Tag Archives: powerless

I created this meme as part of a project for grad school. I spend a significant portion of time most mornings in a delightful exploration of the inner. Awareness of and communion with self and Self.

And yes, there is indeed a time and a place for inner work, and a time and a place for action.  For me, if all my action is based on what came of my inner work, I can trust that my actions were the right thing to do.

In recovery, I first learned about inner work through steps 1-4.  It was said to me that steps 1, 2 and 3 were two conclusions and a decision.  This implied to me inner stuff, not outer.  It also implied to me that I only needed to come to those two conclusions one time, and I only needed to make that decision one time.

As I progressed in my recovery, I began to remember that I had never really believed in a god that was separate from me.  I grew up hearing New Thought wisdom, the result of which meant that god was within me, a part of me, working in, as and through me.

As I progressed on my journey through the steps, I was told that steps 10 and 11 were where I would “live” for the rest of my life.  They aren’t just maintenance steps, they are growth steps.  And I learned that I got my power back in step 10.

As I continued to research and study the literature, I realized that the text book of AA, also known as the Big Book, was written for newcomers.  “Substantial sobriety time” was two years.  Check out the Foreward to the Second Edition, where it is talking about the first group having been formed in 1935, the second in 1937, at which time “the number of members having substantial sobriety time behind them was sufficient to convince the membership that a new light had entered the dark world of the alcoholic.”

This means that steps 1, 2 and 3 are for newcomers.  It was good to realize that I wasn’t doomed to a life of victim hood, being powerless over everything.  It was good to realize that the sanity referred to in the seconde step meant sobriety.  It was good to realize that I only need to make a decision one time, and that immediate action was necessary to cement that decision.  It was good to realize that steps 10 and 11 are for a deeper dive into personal self awareness and communion with god.  A way of living that increasingly allows me to feel and know the presence of god in everything I do and feel, and a way of living that not only allows me to know what I am thinking and feeling, but to be ok with all of that, and to change what I am thinking and feeling if it no longer works for me.  Can you say “no more unworthiness?”

In New Thought we advocate and teach about inner self awareness.  Meditation, journaling, affirmative prayer, looking at belief systems, values and thought patterns are all ways to go within and discover just what makes us tick, and what used to make us tick that no longer serves so well.  And likewise, those same practices also allow us to go deeper with that god stuff.

For me, Steps 10 and 11 are where the true power of the program lies, and it is also where the power of New Thought lies as well.  I find that I am much more at peace and joyful when I can spend a little bit of time each day in inner exploration and communion.

Buy the book A New Thought Journey through the 12 Steps here.


I was having a chat with another New Thought minister the other day.  She had this to say about the book, "This book answers the unanswered questions."  I had to agree with her, it does.  What are the unanswered questions?
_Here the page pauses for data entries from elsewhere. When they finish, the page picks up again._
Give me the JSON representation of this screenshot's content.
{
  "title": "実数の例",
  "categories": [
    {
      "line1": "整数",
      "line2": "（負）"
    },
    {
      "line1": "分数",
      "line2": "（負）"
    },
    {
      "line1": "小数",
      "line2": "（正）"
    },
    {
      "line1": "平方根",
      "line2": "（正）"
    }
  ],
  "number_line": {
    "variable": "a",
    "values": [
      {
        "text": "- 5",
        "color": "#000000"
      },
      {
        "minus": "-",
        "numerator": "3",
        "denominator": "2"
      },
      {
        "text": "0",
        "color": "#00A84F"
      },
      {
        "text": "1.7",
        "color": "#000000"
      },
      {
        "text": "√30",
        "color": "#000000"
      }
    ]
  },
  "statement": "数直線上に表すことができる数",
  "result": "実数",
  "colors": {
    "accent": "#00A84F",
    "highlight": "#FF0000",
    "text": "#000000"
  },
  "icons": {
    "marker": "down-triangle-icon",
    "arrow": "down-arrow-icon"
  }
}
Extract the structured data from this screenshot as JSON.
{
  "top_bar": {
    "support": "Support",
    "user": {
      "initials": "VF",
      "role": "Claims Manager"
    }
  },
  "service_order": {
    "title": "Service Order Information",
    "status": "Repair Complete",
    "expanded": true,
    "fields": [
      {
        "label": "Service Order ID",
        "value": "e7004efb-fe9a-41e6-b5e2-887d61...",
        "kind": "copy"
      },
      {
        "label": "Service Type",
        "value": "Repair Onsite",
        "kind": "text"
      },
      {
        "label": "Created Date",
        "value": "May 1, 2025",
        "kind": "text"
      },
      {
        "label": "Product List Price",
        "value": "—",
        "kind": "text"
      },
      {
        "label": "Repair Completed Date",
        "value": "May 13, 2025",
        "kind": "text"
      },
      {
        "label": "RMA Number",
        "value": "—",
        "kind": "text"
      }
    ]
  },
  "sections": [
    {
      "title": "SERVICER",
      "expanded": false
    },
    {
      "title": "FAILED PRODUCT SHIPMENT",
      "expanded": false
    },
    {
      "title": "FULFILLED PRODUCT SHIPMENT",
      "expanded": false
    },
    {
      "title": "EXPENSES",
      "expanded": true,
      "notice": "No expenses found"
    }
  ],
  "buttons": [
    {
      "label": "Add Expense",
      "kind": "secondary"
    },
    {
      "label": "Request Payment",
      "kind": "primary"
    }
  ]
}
Here's just a few:

  1. How does a New Thought person, who isn't powerless, address the first step?  It isn't about powerlessness, it is about recognizing the need for and desire for change.  Instead of fighting what is destined to be a losing battle, we focus on what we wish to be and embody.  Turn the focus from what you don't want and put it on what you do want.
  2. How does a New Thought person, who believes that God is everywhere present, address the implication in the traditional wording of the steps, that God is something separate from us?  In the Text book of AA, it tells us that we found the Great Reality deep within.  It is referring to God.  In New Thought, we teach that God is everywhere present.  Don't let the wording scare you off.  Over and over again we are told to find some sort of God as we understand it.
  3. How then, would someone turn their will and life over to the care of that something?  Again, this is about focus, and asking ourselves how we would like to be.  And, if you can't find anything else as an ideal, I suggest you use this process.  Move through it, commit to it completely, and when you are done I'd be willing to bet that you will then have an understanding of this concept that works for you.
  4. How is one supposed to approach the 4th step, with it's emphasis on character defects, and mention of the seven deadly sins, when in New Thought we don't believe in sin as it is traditionally defined?  In New Thought, we go to the original language in which the Bible was written, and we take into consideration that the people who were alive during the time the Bible was written taught in metaphor.  The Bible mentions sin quite a bit.  But if you go to the original definition of sin, a totally different perception emerges.  Sin was an archery term.  It meant that one missed the mark.  Picture an archer, poised with bow and arrow, aiming at dinner.  Perhaps the aim was a bit off, or a gust of wind came up just as the archer released the arrow, or perhaps the target moved.  The archer sinned, or missed the target.  So in terms of the 4th step, what we are seeking is not where we have sinned, but where we have made mistakes.  This removes all the shame from the process.

These are just some of the most commonly asked questions, and some brief answers.  In future posts I will go into more detail on each question.  You can subscribe to updates to the right of this post if you are on a computer, and below if you are on a mobile device.